# [Exercise material]
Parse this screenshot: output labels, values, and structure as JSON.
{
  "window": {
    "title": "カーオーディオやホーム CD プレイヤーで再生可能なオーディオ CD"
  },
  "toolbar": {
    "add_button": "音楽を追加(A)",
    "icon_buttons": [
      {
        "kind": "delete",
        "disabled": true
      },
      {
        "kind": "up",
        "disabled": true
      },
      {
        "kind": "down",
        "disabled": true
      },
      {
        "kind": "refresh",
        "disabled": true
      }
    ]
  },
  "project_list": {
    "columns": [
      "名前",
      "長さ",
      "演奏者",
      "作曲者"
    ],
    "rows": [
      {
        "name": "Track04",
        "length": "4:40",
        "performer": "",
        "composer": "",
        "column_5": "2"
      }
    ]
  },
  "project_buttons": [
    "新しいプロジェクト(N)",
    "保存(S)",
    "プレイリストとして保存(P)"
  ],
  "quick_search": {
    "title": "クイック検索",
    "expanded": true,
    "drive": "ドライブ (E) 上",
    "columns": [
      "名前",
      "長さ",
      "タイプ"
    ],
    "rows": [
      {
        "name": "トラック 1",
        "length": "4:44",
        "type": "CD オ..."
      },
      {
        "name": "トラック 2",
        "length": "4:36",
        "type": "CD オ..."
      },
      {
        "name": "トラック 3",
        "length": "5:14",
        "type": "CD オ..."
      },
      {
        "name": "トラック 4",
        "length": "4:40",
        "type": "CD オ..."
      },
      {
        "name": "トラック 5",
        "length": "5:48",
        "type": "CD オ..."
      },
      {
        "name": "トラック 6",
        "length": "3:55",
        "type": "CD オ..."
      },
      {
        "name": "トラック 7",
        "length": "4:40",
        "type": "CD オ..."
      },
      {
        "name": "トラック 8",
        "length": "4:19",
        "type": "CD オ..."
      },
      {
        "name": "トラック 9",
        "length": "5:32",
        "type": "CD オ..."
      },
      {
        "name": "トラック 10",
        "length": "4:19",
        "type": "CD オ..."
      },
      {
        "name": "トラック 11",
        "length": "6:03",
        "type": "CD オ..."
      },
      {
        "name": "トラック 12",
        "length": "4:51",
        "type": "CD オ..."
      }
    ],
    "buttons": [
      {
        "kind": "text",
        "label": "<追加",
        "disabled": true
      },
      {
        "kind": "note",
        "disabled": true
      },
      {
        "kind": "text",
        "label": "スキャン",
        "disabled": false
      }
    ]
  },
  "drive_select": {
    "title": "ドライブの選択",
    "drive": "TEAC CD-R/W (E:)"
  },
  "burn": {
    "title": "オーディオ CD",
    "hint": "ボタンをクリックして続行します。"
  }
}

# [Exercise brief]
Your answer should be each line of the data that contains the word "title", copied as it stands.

# [Task response]
    "title": "カーオーディオやホーム CD プレイヤーで再生可能なオーディオ CD"
    "title": "クイック検索",
    "title": "ドライブの選択",
    "title": "オーディオ CD",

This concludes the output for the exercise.